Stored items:
*** Block opens ***
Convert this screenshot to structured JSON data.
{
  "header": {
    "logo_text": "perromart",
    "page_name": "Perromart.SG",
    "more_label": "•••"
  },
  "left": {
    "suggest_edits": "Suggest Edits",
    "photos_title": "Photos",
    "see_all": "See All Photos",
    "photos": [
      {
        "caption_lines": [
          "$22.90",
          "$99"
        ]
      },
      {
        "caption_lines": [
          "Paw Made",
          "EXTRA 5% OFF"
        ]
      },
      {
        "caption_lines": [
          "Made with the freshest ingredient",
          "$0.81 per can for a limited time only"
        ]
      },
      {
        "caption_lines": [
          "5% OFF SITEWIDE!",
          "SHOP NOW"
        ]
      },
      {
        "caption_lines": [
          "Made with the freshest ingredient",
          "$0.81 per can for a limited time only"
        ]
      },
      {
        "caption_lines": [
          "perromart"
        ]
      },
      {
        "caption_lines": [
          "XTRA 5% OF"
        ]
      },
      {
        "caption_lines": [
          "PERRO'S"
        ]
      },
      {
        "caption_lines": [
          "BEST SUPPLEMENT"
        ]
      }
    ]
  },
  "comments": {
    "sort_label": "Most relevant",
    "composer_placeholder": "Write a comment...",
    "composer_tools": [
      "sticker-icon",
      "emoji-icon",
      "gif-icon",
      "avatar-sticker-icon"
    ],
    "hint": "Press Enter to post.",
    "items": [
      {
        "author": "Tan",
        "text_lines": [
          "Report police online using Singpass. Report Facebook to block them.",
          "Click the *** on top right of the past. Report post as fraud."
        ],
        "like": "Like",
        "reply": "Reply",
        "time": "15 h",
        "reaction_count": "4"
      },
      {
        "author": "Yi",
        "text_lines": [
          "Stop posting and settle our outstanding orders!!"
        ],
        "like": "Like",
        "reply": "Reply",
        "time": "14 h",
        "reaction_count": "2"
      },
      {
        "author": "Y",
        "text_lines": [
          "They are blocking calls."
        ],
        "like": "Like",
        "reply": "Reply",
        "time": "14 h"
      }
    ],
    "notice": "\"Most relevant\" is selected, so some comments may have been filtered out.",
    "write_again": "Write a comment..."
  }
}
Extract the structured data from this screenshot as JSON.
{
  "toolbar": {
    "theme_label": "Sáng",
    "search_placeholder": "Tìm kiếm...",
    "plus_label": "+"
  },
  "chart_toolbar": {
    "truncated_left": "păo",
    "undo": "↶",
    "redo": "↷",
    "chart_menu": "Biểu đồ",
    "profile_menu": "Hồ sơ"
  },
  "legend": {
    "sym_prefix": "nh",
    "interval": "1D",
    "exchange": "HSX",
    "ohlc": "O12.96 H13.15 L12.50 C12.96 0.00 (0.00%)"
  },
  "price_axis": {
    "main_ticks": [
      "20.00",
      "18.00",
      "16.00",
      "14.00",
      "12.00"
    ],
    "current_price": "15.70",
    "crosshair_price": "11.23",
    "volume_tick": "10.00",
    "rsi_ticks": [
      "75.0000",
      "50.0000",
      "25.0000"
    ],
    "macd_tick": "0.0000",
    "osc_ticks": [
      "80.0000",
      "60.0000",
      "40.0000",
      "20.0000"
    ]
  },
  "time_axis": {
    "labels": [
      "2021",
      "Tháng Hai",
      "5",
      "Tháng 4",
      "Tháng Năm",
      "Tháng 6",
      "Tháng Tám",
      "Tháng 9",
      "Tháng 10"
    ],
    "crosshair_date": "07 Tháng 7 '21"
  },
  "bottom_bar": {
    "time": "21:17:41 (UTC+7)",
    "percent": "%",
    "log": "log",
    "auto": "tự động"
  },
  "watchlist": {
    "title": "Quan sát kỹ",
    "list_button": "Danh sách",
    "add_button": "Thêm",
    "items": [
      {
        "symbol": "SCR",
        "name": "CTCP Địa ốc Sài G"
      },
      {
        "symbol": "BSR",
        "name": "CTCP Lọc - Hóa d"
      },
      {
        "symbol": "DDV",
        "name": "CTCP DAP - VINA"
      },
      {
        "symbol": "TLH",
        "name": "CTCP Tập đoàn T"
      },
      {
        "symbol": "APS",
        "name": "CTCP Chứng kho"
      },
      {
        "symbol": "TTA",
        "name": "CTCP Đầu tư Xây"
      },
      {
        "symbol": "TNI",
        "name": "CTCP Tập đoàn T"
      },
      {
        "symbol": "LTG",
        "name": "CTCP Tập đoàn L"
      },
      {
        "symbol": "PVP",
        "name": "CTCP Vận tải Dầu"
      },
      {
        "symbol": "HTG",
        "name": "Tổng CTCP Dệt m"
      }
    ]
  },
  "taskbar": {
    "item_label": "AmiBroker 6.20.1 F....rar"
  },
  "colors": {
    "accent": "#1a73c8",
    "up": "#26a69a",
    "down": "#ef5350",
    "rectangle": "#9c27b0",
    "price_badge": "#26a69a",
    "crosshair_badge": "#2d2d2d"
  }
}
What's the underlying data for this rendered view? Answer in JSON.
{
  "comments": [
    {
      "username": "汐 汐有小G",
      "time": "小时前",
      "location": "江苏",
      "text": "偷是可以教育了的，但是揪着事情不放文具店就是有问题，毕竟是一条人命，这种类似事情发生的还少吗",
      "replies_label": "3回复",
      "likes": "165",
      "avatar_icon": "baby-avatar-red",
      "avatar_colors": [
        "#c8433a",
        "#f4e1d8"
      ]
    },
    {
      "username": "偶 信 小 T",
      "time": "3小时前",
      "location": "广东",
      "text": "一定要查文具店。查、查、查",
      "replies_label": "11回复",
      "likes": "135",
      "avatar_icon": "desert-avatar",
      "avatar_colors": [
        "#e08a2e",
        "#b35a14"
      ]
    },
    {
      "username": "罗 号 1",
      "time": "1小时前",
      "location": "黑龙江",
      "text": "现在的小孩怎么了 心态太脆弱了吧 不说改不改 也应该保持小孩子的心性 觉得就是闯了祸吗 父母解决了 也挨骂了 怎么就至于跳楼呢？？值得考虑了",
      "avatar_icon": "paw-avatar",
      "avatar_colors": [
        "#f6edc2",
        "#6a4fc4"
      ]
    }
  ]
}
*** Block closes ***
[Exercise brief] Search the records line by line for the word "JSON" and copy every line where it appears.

[Written answer]
Convert this screenshot to structured JSON data.
Extract the structured data from this screenshot as JSON.
What's the underlying data for this rendered view? Answer in JSON.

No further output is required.